▸ TO DO:
Leaving out the images, reproduce every line of the data that follows exactly.

▸ Interface dataset entries:

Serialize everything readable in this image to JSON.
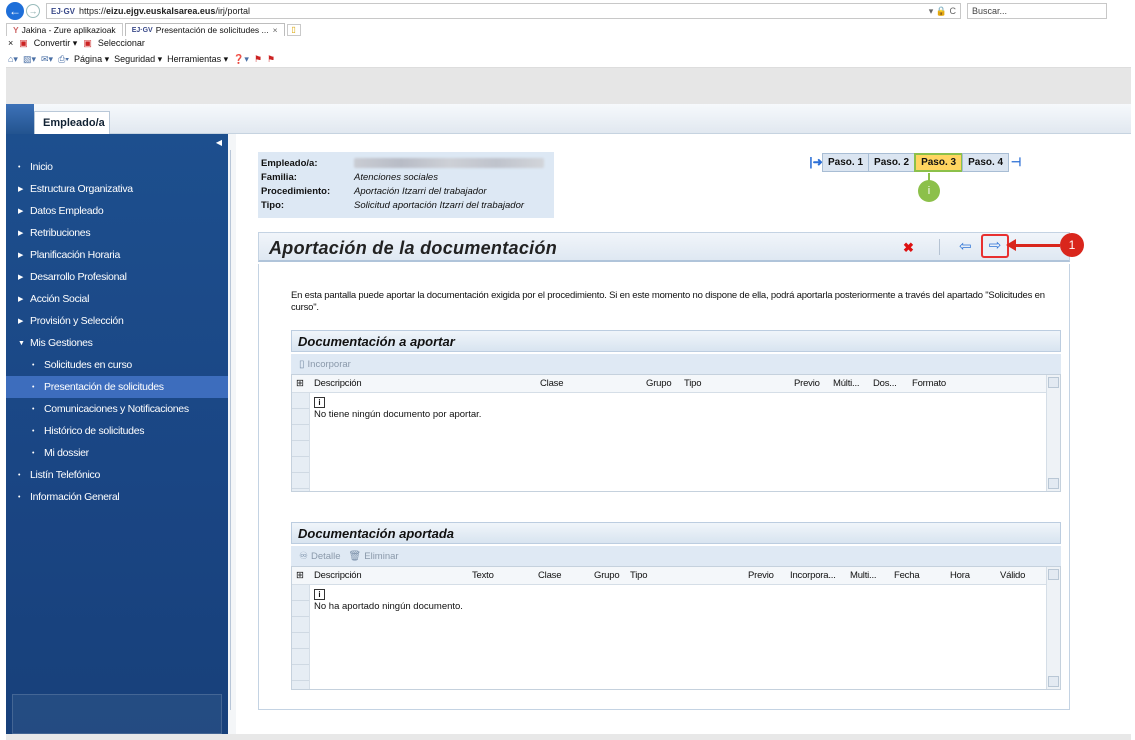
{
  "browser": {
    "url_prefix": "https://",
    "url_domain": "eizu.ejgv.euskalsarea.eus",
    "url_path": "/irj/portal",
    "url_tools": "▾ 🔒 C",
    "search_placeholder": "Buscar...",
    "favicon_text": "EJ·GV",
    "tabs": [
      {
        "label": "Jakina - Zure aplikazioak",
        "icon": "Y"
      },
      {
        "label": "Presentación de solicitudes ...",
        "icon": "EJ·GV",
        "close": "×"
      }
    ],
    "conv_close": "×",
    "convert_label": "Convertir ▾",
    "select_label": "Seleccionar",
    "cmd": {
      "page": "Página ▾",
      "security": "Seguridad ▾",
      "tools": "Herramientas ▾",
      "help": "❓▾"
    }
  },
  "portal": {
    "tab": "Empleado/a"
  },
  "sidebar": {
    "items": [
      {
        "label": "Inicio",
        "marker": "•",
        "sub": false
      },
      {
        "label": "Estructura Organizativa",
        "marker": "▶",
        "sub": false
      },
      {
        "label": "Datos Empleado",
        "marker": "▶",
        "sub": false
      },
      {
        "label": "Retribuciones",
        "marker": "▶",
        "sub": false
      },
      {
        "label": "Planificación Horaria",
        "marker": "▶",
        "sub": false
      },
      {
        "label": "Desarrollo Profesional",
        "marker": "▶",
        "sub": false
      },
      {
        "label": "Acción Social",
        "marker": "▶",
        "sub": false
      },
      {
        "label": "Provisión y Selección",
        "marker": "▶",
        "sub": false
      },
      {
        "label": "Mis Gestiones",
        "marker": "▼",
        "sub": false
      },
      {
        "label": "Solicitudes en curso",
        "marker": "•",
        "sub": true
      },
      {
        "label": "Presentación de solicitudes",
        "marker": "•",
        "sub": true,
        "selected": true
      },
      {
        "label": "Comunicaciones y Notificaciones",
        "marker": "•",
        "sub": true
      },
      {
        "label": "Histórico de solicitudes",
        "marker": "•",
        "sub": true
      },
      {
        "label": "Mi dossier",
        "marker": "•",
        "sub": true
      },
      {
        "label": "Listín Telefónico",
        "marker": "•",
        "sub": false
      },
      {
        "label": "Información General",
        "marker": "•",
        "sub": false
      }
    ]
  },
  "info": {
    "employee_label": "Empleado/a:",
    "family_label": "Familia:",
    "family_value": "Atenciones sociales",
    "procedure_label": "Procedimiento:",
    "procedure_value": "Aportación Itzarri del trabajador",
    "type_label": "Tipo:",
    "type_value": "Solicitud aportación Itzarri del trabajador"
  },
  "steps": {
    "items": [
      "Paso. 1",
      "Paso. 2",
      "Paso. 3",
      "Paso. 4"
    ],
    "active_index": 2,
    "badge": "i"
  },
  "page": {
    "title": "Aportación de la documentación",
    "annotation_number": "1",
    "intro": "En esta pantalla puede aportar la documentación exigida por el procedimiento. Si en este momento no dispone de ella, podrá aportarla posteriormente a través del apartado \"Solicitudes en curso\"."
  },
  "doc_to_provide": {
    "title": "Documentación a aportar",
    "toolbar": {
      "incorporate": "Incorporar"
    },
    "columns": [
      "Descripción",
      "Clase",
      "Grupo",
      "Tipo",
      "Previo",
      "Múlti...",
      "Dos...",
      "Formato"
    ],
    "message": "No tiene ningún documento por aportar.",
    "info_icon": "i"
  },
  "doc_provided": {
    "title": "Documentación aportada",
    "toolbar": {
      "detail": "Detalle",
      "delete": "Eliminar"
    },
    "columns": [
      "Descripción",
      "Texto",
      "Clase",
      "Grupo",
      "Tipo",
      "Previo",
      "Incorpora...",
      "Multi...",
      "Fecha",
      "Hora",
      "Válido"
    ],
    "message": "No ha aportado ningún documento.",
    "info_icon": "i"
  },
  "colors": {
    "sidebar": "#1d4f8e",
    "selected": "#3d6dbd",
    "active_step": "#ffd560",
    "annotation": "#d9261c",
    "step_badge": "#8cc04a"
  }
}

▸ SOLUTION TO THIS PROBLEM:
Serialize everything readable in this image to JSON.
{
  "browser": {
    "url_prefix": "https://",
    "url_domain": "eizu.ejgv.euskalsarea.eus",
    "url_path": "/irj/portal",
    "url_tools": "▾ 🔒 C",
    "search_placeholder": "Buscar...",
    "favicon_text": "EJ·GV",
    "tabs": [
      {
        "label": "Jakina - Zure aplikazioak",
        "icon": "Y"
      },
      {
        "label": "Presentación de solicitudes ...",
        "icon": "EJ·GV",
        "close": "×"
      }
    ],
    "conv_close": "×",
    "convert_label": "Convertir ▾",
    "select_label": "Seleccionar",
    "cmd": {
      "page": "Página ▾",
      "security": "Seguridad ▾",
      "tools": "Herramientas ▾",
      "help": "❓▾"
    }
  },
  "portal": {
    "tab": "Empleado/a"
  },
  "sidebar": {
    "items": [
      {
        "label": "Inicio",
        "marker": "•",
        "sub": false
      },
      {
        "label": "Estructura Organizativa",
        "marker": "▶",
        "sub": false
      },
      {
        "label": "Datos Empleado",
        "marker": "▶",
        "sub": false
      },
      {
        "label": "Retribuciones",
        "marker": "▶",
        "sub": false
      },
      {
        "label": "Planificación Horaria",
        "marker": "▶",
        "sub": false
      },
      {
        "label": "Desarrollo Profesional",
        "marker": "▶",
        "sub": false
      },
      {
        "label": "Acción Social",
        "marker": "▶",
        "sub": false
      },
      {
        "label": "Provisión y Selección",
        "marker": "▶",
        "sub": false
      },
      {
        "label": "Mis Gestiones",
        "marker": "▼",
        "sub": false
      },
      {
        "label": "Solicitudes en curso",
        "marker": "•",
        "sub": true
      },
      {
        "label": "Presentación de solicitudes",
        "marker": "•",
        "sub": true,
        "selected": true
      },
      {
        "label": "Comunicaciones y Notificaciones",
        "marker": "•",
        "sub": true
      },
      {
        "label": "Histórico de solicitudes",
        "marker": "•",
        "sub": true
      },
      {
        "label": "Mi dossier",
        "marker": "•",
        "sub": true
      },
      {
        "label": "Listín Telefónico",
        "marker": "•",
        "sub": false
      },
      {
        "label": "Información General",
        "marker": "•",
        "sub": false
      }
    ]
  },
  "info": {
    "employee_label": "Empleado/a:",
    "family_label": "Familia:",
    "family_value": "Atenciones sociales",
    "procedure_label": "Procedimiento:",
    "procedure_value": "Aportación Itzarri del trabajador",
    "type_label": "Tipo:",
    "type_value": "Solicitud aportación Itzarri del trabajador"
  },
  "steps": {
    "items": [
      "Paso. 1",
      "Paso. 2",
      "Paso. 3",
      "Paso. 4"
    ],
    "active_index": 2,
    "badge": "i"
  },
  "page": {
    "title": "Aportación de la documentación",
    "annotation_number": "1",
    "intro": "En esta pantalla puede aportar la documentación exigida por el procedimiento. Si en este momento no dispone de ella, podrá aportarla posteriormente a través del apartado \"Solicitudes en curso\"."
  },
  "doc_to_provide": {
    "title": "Documentación a aportar",
    "toolbar": {
      "incorporate": "Incorporar"
    },
    "columns": [
      "Descripción",
      "Clase",
      "Grupo",
      "Tipo",
      "Previo",
      "Múlti...",
      "Dos...",
      "Formato"
    ],
    "message": "No tiene ningún documento por aportar.",
    "info_icon": "i"
  },
  "doc_provided": {
    "title": "Documentación aportada",
    "toolbar": {
      "detail": "Detalle",
      "delete": "Eliminar"
    },
    "columns": [
      "Descripción",
      "Texto",
      "Clase",
      "Grupo",
      "Tipo",
      "Previo",
      "Incorpora...",
      "Multi...",
      "Fecha",
      "Hora",
      "Válido"
    ],
    "message": "No ha aportado ningún documento.",
    "info_icon": "i"
  },
  "colors": {
    "sidebar": "#1d4f8e",
    "selected": "#3d6dbd",
    "active_step": "#ffd560",
    "annotation": "#d9261c",
    "step_badge": "#8cc04a"
  }
}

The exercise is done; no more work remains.